Healthcare Credit Ratings Dip Amid M&A Binge
By: Alex Kacik with contributions from Eb LeMaster
(Modern Healthcare online)
Merger and acquisition activity is weighing on healthcare companies’ credit ratings, according to a new report.
Fitch Ratings maintained a positive outlook for the industry given the solid underlying demand for healthcare products and services, particularly as the population ages. But it notes there has been an uptick in ratings downgrades as the industry consolidates and companies fund large acquisitions.
The healthcare sector is one of the largest contributors to the increase in total high- grade bond issuance over the past decade, according to Fitch.
The aggregate amount of high-grade bonds (AA- or higher) in healthcare grew at an 18% compound annual growth rate since 2008 to $609 billion as of Sept. 30, rising nearly three-fold since the end of the Great Recession. Healthcare investment-grade bonds with a composite rating in the “BBB” category represent 58% of the total outstanding for the sector compared with 18% at the end of 2009.
While healthcare organizations take on more debt to execute acquisitions that promise better cash flow and efficiencies of scale, those projections are not fully offsetting their growing debt loads, according to Fitch.
“M&A digestion can affect some systems’ aggressiveness—or at least cause a pause—in terms of other future acquisitions and other capital plans,” said Eb LeMaster, a managing director at consulting firm Ponder & Co. who focuses on hospital M&A. “But at the end of the day, good strategy should come before consideration of incremental balance sheet or credit ratings impact.”
Lower credit ratings limit providers’ ability to access capital.
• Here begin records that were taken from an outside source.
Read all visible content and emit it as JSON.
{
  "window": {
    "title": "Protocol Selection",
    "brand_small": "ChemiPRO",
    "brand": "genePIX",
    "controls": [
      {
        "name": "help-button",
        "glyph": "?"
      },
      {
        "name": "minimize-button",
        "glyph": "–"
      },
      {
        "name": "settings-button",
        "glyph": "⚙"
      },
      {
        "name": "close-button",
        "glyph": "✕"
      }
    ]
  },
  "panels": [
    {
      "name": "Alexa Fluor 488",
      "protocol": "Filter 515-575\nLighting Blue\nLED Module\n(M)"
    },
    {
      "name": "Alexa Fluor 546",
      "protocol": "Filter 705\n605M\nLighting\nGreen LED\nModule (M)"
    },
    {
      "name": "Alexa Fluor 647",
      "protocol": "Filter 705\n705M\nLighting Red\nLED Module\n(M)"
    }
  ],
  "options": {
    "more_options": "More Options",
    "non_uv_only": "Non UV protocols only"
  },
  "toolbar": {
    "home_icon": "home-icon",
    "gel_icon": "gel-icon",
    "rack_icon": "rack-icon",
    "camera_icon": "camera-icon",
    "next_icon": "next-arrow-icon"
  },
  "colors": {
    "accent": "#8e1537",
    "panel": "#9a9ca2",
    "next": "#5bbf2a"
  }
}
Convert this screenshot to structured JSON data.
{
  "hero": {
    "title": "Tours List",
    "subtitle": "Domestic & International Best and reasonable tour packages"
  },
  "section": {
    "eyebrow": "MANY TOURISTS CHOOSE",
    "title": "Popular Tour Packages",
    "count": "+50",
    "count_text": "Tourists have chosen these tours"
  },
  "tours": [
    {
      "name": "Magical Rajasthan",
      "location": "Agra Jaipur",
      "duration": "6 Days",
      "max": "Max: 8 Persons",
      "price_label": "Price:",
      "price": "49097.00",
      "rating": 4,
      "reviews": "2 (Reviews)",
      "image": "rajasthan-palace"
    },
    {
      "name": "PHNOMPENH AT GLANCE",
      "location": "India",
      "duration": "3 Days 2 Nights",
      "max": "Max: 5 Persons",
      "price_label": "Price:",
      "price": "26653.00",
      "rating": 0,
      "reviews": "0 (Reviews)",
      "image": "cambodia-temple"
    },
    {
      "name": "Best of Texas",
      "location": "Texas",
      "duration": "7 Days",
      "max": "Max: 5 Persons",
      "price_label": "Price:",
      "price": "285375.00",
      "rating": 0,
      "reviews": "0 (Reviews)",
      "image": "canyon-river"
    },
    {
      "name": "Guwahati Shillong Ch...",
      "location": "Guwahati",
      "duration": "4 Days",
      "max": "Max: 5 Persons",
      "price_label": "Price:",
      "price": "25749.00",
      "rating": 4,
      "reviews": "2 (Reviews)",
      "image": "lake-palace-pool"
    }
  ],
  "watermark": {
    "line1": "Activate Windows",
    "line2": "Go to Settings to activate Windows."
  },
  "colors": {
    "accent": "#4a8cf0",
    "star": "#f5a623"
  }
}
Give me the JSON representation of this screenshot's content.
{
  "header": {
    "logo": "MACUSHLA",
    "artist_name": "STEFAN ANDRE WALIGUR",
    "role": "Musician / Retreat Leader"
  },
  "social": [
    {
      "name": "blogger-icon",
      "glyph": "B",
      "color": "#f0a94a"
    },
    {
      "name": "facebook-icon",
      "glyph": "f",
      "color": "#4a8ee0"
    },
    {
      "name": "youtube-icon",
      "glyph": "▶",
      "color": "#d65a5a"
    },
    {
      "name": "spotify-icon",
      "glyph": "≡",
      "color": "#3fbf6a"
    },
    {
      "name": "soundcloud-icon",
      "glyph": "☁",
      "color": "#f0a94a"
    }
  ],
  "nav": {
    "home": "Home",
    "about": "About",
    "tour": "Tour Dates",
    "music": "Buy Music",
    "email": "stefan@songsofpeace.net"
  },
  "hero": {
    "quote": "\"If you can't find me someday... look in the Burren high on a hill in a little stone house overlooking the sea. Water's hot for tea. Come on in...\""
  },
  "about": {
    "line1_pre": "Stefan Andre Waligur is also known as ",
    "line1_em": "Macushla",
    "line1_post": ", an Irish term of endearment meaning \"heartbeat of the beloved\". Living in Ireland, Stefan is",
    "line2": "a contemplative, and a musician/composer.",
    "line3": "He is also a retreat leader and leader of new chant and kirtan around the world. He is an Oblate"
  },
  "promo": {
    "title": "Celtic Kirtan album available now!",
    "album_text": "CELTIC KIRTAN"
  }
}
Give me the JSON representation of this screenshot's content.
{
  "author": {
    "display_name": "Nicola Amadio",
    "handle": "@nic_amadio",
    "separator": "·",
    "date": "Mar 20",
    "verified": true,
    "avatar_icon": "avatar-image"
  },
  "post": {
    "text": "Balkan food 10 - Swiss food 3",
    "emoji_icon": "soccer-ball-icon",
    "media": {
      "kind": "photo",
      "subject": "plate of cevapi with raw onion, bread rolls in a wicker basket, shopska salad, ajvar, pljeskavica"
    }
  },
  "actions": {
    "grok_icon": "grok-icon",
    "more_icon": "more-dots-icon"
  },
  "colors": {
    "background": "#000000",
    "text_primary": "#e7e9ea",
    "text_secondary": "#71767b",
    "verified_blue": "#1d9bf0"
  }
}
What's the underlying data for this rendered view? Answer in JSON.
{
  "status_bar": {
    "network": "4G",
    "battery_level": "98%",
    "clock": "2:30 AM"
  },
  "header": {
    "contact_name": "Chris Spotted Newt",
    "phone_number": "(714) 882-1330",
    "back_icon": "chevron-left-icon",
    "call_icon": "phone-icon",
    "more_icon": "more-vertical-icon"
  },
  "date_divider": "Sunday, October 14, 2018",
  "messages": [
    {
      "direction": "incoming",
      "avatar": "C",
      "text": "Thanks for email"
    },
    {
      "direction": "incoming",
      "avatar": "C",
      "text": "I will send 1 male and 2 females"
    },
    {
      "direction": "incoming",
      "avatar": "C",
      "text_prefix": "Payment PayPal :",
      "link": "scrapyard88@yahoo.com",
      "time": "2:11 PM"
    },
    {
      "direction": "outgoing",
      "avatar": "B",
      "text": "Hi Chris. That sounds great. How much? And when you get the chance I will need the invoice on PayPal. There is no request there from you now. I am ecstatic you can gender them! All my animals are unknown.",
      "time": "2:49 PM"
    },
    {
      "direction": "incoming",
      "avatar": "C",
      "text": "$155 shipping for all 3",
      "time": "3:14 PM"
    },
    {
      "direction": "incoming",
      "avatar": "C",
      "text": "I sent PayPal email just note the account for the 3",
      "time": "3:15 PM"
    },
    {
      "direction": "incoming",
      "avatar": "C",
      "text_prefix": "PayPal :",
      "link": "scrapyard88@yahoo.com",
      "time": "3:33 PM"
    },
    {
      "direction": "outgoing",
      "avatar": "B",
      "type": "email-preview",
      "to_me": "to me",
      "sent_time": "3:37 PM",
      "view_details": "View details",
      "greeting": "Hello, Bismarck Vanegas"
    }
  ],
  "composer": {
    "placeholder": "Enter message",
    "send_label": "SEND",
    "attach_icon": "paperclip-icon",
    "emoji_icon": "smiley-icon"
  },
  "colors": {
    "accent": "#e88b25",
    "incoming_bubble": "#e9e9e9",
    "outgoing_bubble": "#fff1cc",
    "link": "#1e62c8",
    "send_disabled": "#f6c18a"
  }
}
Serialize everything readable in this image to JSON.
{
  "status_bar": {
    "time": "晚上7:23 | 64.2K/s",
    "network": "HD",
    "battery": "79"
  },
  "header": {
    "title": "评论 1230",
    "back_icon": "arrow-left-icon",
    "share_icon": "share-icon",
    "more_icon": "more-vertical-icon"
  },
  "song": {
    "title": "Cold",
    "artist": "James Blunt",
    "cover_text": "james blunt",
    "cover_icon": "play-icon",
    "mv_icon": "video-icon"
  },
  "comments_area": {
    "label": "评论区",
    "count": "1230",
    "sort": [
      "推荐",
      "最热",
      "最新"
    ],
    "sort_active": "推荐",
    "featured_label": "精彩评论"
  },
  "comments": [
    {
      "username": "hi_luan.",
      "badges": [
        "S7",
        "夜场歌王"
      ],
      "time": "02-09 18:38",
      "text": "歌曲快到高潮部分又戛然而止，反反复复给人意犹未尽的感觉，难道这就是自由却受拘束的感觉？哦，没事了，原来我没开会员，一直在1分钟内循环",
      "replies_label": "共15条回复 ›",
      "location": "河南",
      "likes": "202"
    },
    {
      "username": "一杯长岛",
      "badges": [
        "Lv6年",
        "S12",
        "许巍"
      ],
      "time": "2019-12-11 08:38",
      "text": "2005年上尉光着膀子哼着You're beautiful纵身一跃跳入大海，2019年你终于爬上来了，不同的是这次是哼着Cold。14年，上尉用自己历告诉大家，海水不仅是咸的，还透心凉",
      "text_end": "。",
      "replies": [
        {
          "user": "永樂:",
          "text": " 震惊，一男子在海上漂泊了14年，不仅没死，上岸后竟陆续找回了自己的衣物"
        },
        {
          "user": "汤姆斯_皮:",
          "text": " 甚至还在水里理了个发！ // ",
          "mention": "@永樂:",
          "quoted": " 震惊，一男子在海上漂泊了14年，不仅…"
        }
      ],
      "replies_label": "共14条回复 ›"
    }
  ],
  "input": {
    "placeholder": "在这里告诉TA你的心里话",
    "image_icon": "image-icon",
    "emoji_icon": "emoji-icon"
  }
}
If a hospital loses its investment-grade status, which means its credit rating dips below “BBB-” or “Baa3” depending on the ratings agency, certain bond issuers will deem it too risky. It also caps how much the hospital can borrow elsewhere.